What kind of wood are all the pilings made of and what were they used for?
The poles or "piling" are logs from 80-year old Douglas-fir trees. They are a maximum of 60 feet in length and are embedded up to 20 feet into the river bottom. The rows of piling were used during the log sorting and raft making process and also for:
• The process of log driving involves moving logs from a forest to sawmills downstream using the current of a river.
• Rafting logs involves mimicking exact logs from the leader to ensure logs across nodes are in the same order.
• Drying fishing nets - Gill net fishing on the Columbia River show wooden poles set in the river bed supporting the nets.
• Horse Seining - Commercial horse seining on the Columbia River played a vital role in the area’s economy from the 1890s through the 1940s. When the river was in full swing, dozens of men would gather near Desdemona Sands and Sand Island to collect the bounty of salmon that awaited them
• Desdemona Sands Lighthouse - It was one of the last wooden straight-pile lighthouses built in the United States.

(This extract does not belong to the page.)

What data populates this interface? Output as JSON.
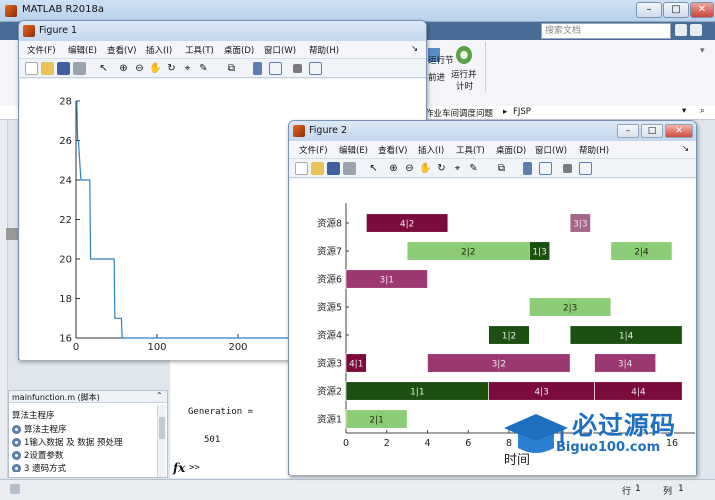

Desdemona Sands was deactivated in 1934 and dismantled in 1945.